1. The abused person has to look out for themselves most times as relatives simply take side of the perpetrator! They are going to play down your suffering and protect the perpetrator. My advise is as a victim whose being abused, have your own back, take action and go against everyone seeking to silence you because in their silencing, you are loosing your own self-confidence, your own self worth, you are inviting continued perpetration and you are making abusing you ok for everyone watching! Reporting doesn’t mean divorce in the case of those married, it means you are asking your partner to put boundaries, having him/her picked by the police and having some punishment helps them understand that you are a human being who is to be respected, valued and loved and that if they don’t see that for themselves then you will take steps to help them respect you. This is also for those violating for the first time, if the person is known for perpetual abuse or the second time, certainly take drastic measures like asking for protection order or asking that the person leaves the environment or house until they get help.

2. There is tremendous hostility for people especially women who suffer violence and try to seek justice. When I had this nasty experience, I was clear that I would not allow a person to go without some accountability, and taking steps ensured that I attracted amazing hostility and backlash. In that moment I leant that someone thought my life wasn’t worth that much as I thought I was worthy through the impunity they gave to the abusive person and hostility that followed because i’d taken action. However it became clear that I was the one responsible for respecting the life God gave me and that nobody had the right to rate my life lower than God means for it through being dehumanized by physical or any form of violence. I realized it was me who controlled that whether I would allow this to go unaddressed, I chose to address it and to deal with the hostility that followed.

3. The notion that victims of abuse especially women are unable to report abuse to get help became so vivid, because if they depend on that man to survive financially, or if they are a muroora (daughter in law) in that family then the whole family will ask her not to report and if she does she invites punishment, so that means for women one has to have a plan, to have economic empowerment so they can make choices and not depend on their abusers.

4. That when a person is physically stronger to abuse you, in the moment of abuse you can feel powerless. I personally felt a sense of being exposed, that the social system that was bound by the relationship contract had been broken and the only next thing that could protect me was the law. As I thought of my next steps being the law I felt some restoration already beginning. As the police arrived I saw my perpetrator feeling subdued and afraid of the police, that gave me back my power to realise that there is something that bring us all equal, thus the law. No wonder why justice in our traditional setups from time immemorial as African people was always there within the traditional courts that made someone pay cattle or have some form of punishment as restitution. The elders knew this was important. Our present day justice system has to work for victims to be restored or for them to begin their healing process. Even as I took steps inspite of opposition, I was happy I was putting myself first and this helped me.

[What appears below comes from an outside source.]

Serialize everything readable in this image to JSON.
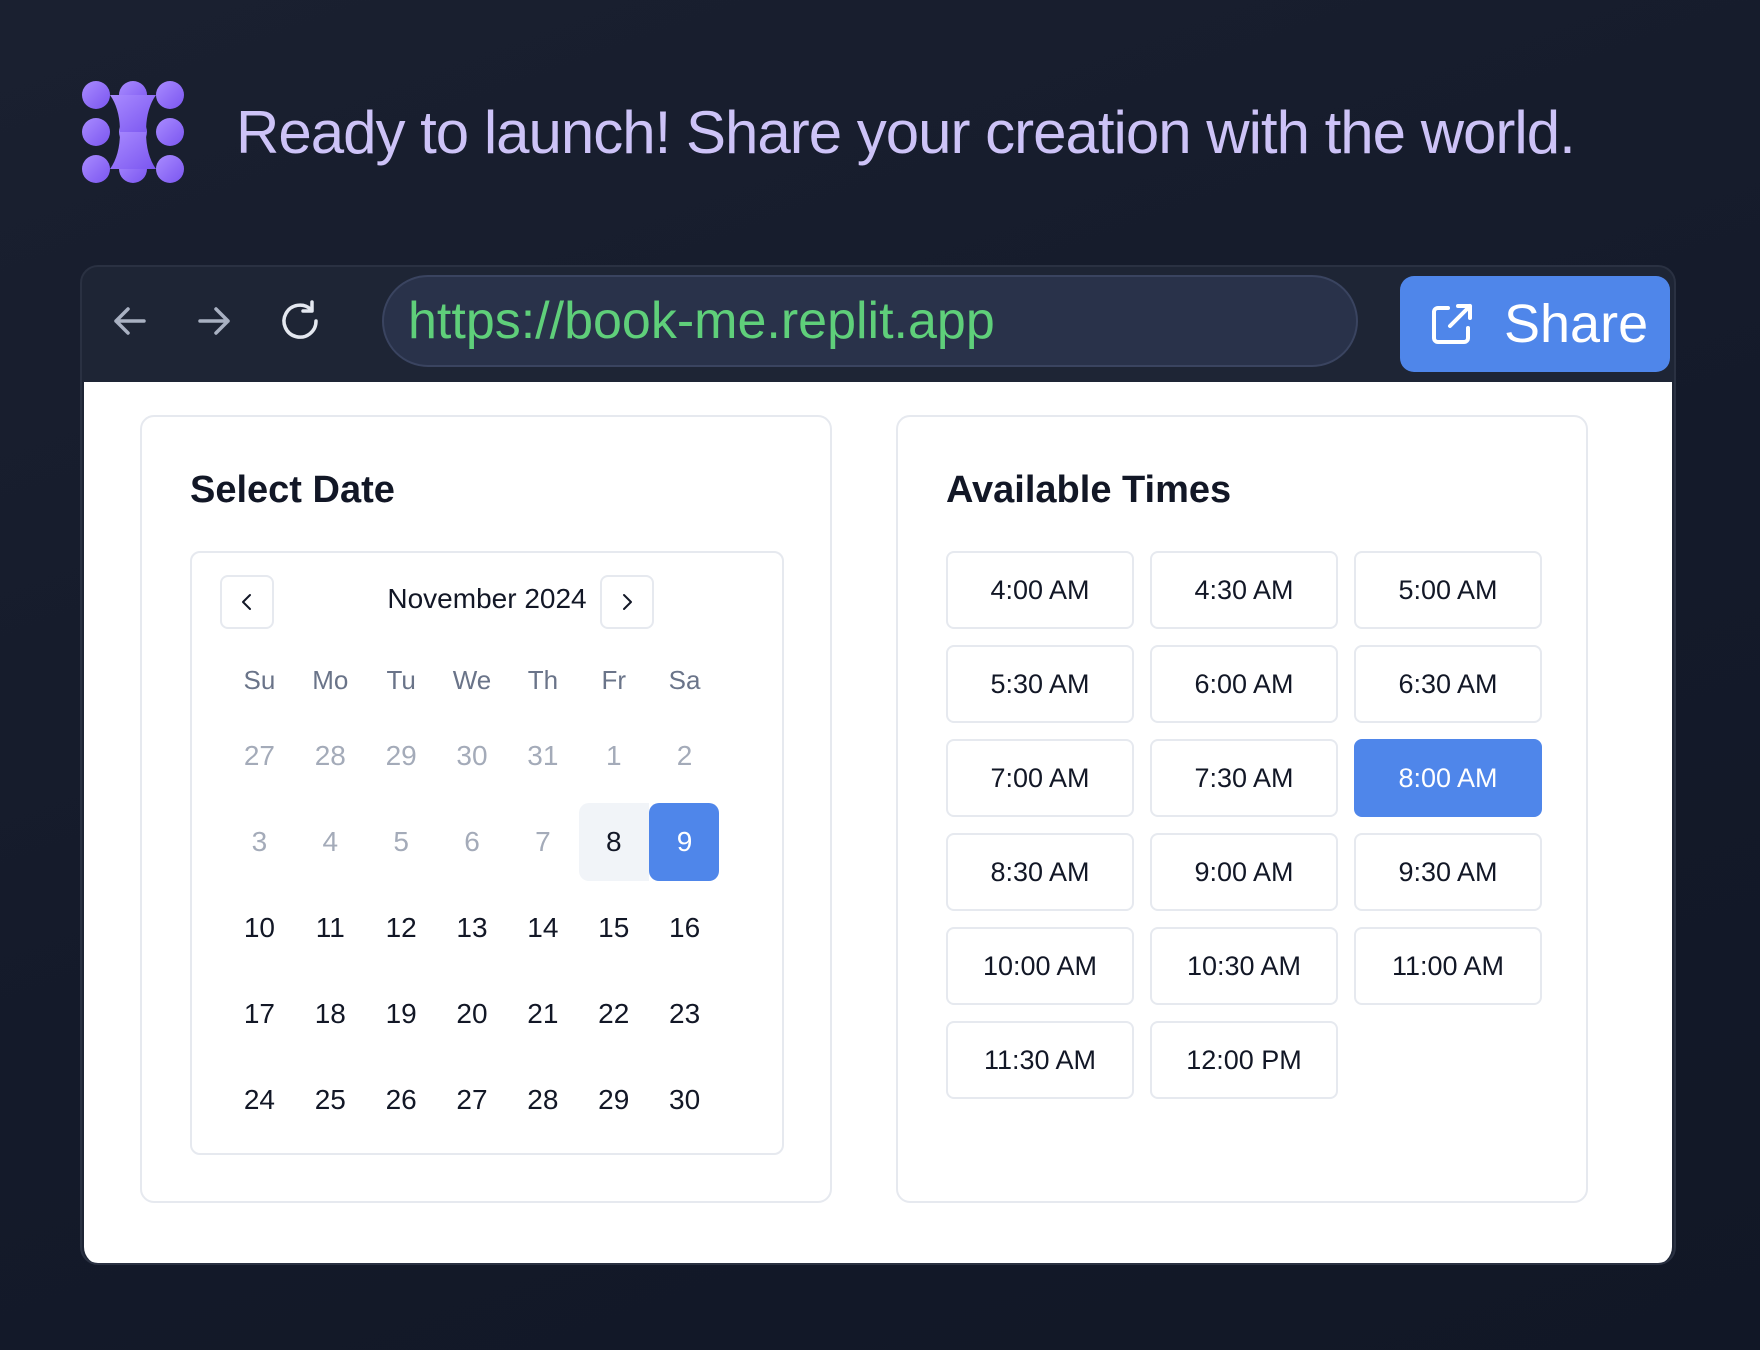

Nyari Mashayamombe Nyaradzo NyaraDuring a #16Days of Activism to end GBV March in Harare 9 December Continue reading Getting Personal with Gender Based Violence(GBV)